The Climate Science Research Partnership (CSRP) is working with African stakeholders to improve the understanding and practical prediction of African climate to help alleviate poverty.
Our partnership between the Department for International Development (DFID) of the UK Government is working in consultation with African stakeholders, to advance the scientific understanding of African climate now and in the future, and bring new science into use.
One of the Met Office Hadley Centre's key successes is the development of the regional climate modelling system PRECIS (Providing Regional Climates for Impact Studies).
PRECIS was developed in order to help generate high-resolution climate change information for as many regions of the world as possible. This information can be used in impact, vulnerability and adaptation studies, and to aid in the preparation of National Communications.
The local scale detail that the regional models provide can demonstrate significant improvements on local weather processes changes compared with those projected by large-scale global models, particularly in areas of complex topography. Such detail provides important input for impacts models and assessments at national and regional levels, especially in the most vulnerable regions.
To run the PRECIS model over a region, the Met Office can (if required) install the computing facilities needed to run the model at the national meteorology/climate services and train local staff in its use so they can generate projections and brief government on their impacts.
PRECIS is incredibly popular and is being used in projects across the world, including Africa, Asia and South America - in fact it has now been run by over 300 users from over 95 countries.
Last updated: 5 April 2013
We work with organisations around the world providing vital services; advancing global understanding through research, and participating in collaborations.
Climate Science provides the science capabilities to meet the requirements of a number of government and business customers.
Disaster risk reduction
Early warning systems and emergency response to severe weather
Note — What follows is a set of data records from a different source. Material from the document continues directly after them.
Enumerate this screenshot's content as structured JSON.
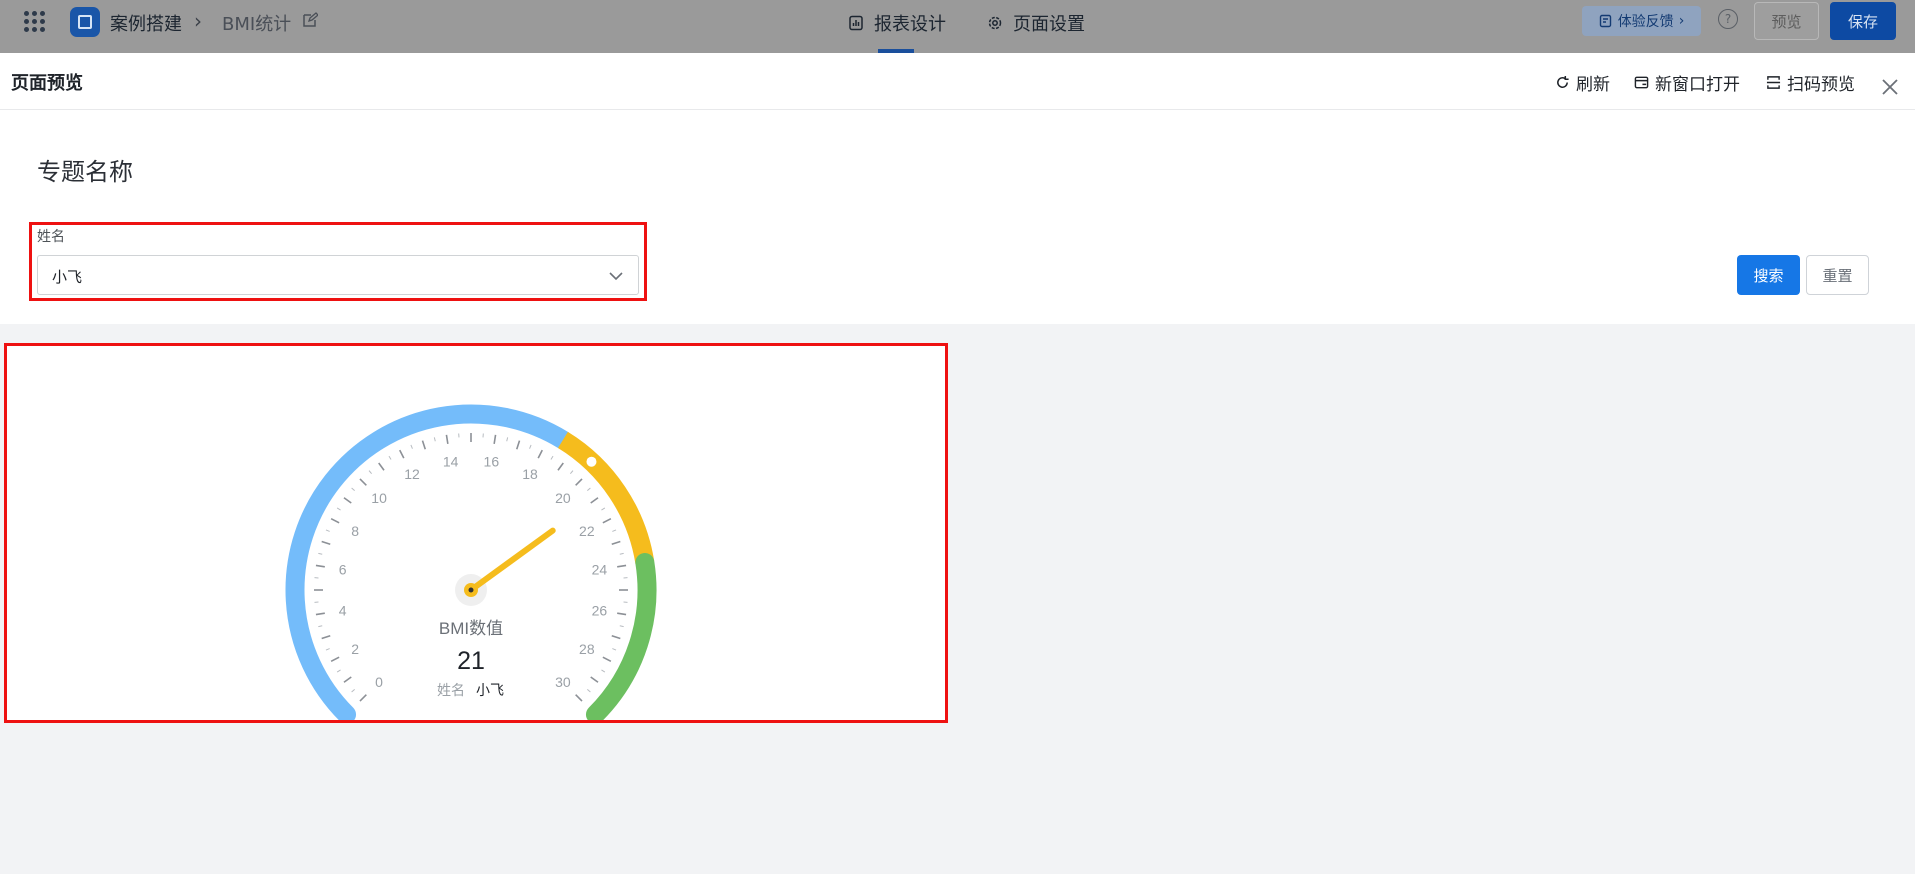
{
  "header": {
    "breadcrumb": [
      "案例搭建",
      "BMI统计"
    ],
    "tabs": [
      {
        "label": "报表设计"
      },
      {
        "label": "页面设置"
      }
    ],
    "feedback_label": "体验反馈",
    "help_label": "?",
    "preview_label": "预览",
    "save_label": "保存"
  },
  "drawer": {
    "title": "页面预览",
    "actions": [
      {
        "label": "刷新"
      },
      {
        "label": "新窗口打开"
      },
      {
        "label": "扫码预览"
      }
    ]
  },
  "filter": {
    "topic_title": "专题名称",
    "field_label": "姓名",
    "selected_value": "小飞",
    "search_label": "搜索",
    "reset_label": "重置"
  },
  "chart_data": {
    "type": "gauge",
    "min": 0,
    "max": 30,
    "value": 21,
    "tick_labels": [
      0,
      2,
      4,
      6,
      8,
      10,
      12,
      14,
      16,
      18,
      20,
      22,
      24,
      26,
      28,
      30
    ],
    "bands": [
      {
        "from": 0,
        "to": 18.5,
        "color": "#74bcfa"
      },
      {
        "from": 18.5,
        "to": 24,
        "color": "#f5bc1d"
      },
      {
        "from": 24,
        "to": 30,
        "color": "#6cbf60"
      }
    ],
    "label": "BMI数值",
    "value_text": "21",
    "caption_key": "姓名",
    "caption_value": "小飞",
    "needle_color": "#f5bc1d"
  }
}
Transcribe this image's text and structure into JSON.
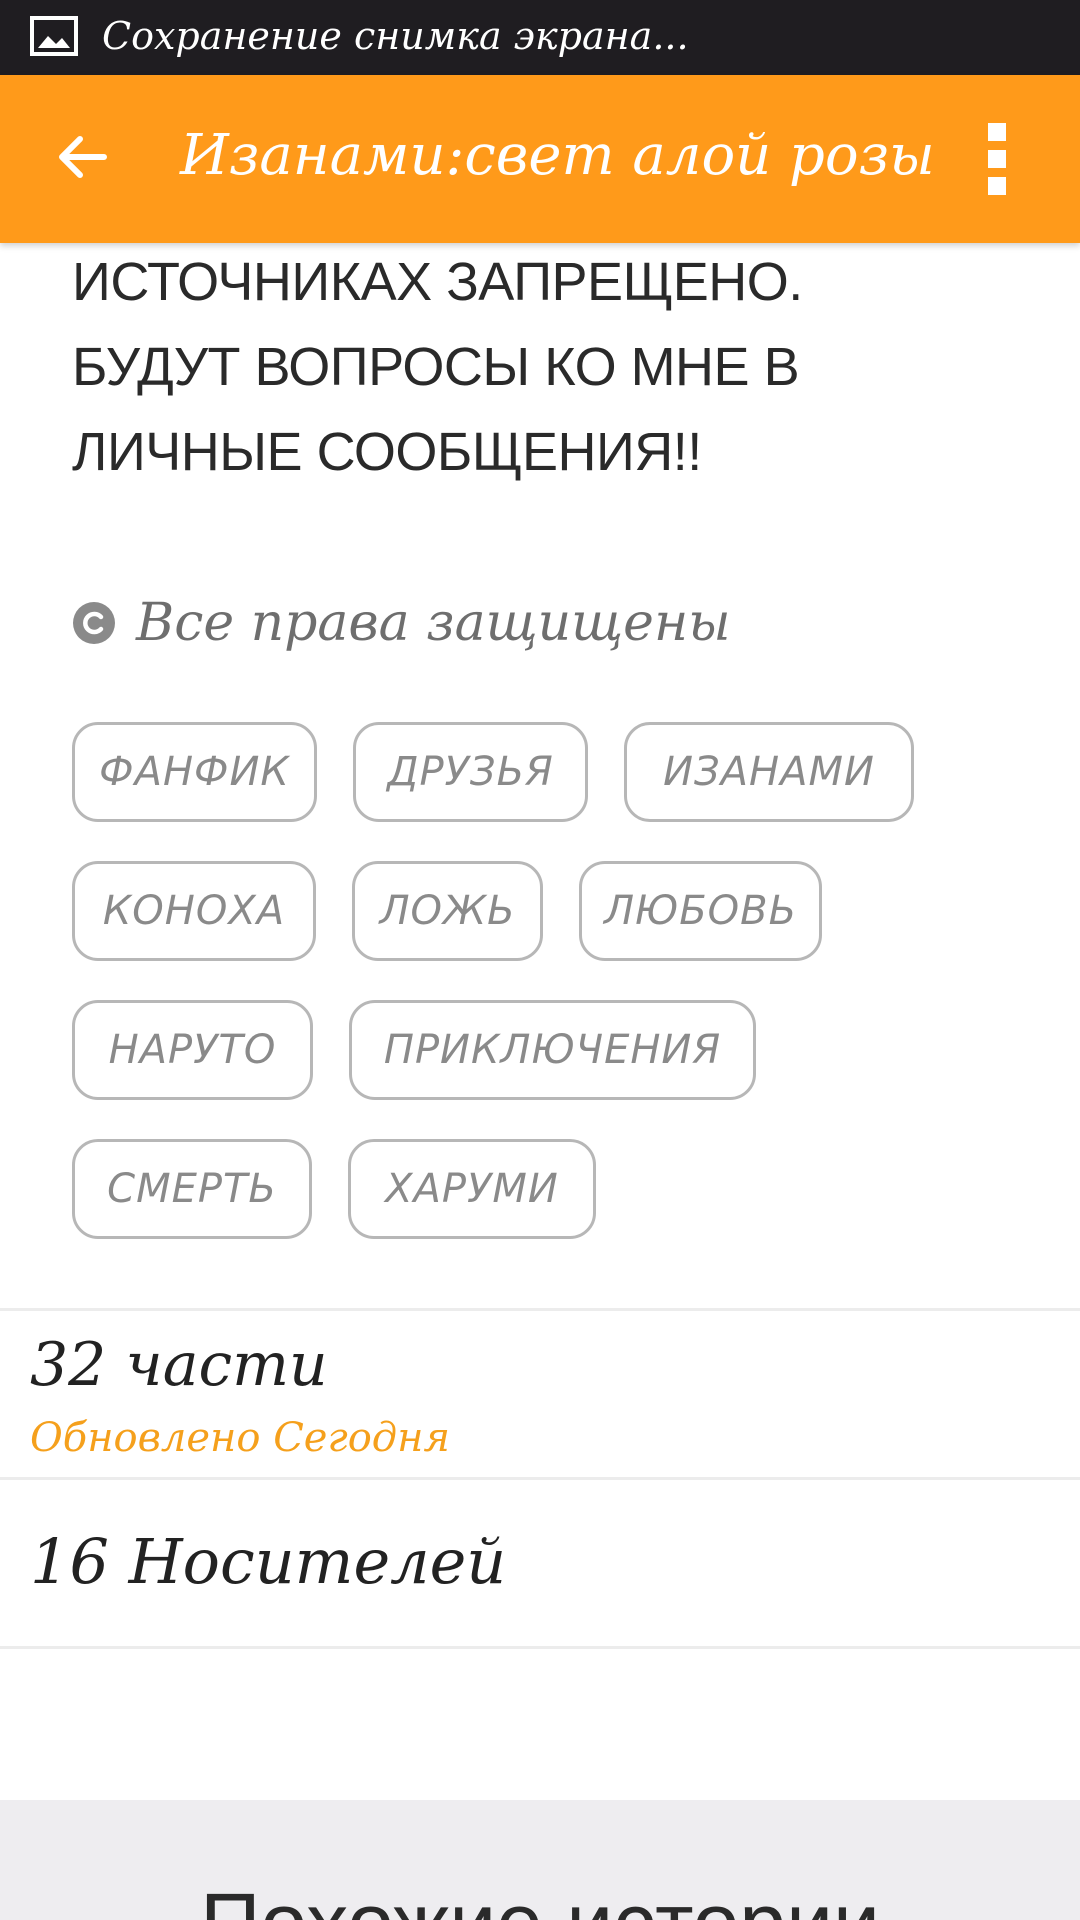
{
  "status_bar": {
    "notification_text": "Сохранение снимка экрана...",
    "icon": "image-icon"
  },
  "app_bar": {
    "title": "Изанами:свет алой розы",
    "back_icon": "arrow-left-icon",
    "menu_icon": "more-vertical-icon",
    "color": "#ff9a1a"
  },
  "description": {
    "lines": [
      "ИСТОЧНИКАХ ЗАПРЕЩЕНО.",
      "БУДУТ ВОПРОСЫ КО МНЕ В",
      "ЛИЧНЫЕ СООБЩЕНИЯ!!"
    ]
  },
  "copyright": {
    "icon": "copyright-icon",
    "text": "Все права защищены"
  },
  "tags": [
    "ФАНФИК",
    "ДРУЗЬЯ",
    "ИЗАНАМИ",
    "КОНОХА",
    "ЛОЖЬ",
    "ЛЮБОВЬ",
    "НАРУТО",
    "ПРИКЛЮЧЕНИЯ",
    "СМЕРТЬ",
    "ХАРУМИ"
  ],
  "parts": {
    "count_label": "32 части",
    "updated_label": "Обновлено Сегодня",
    "accent": "#f5a01c"
  },
  "carriers": {
    "label": "16 Носителей"
  },
  "similar": {
    "title": "Похожие истории"
  }
}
Supporting national capability to deliver weather and climate services
Partnerships and collaborations
Our services are helping overseas countries adapt to the effects of weather and climate change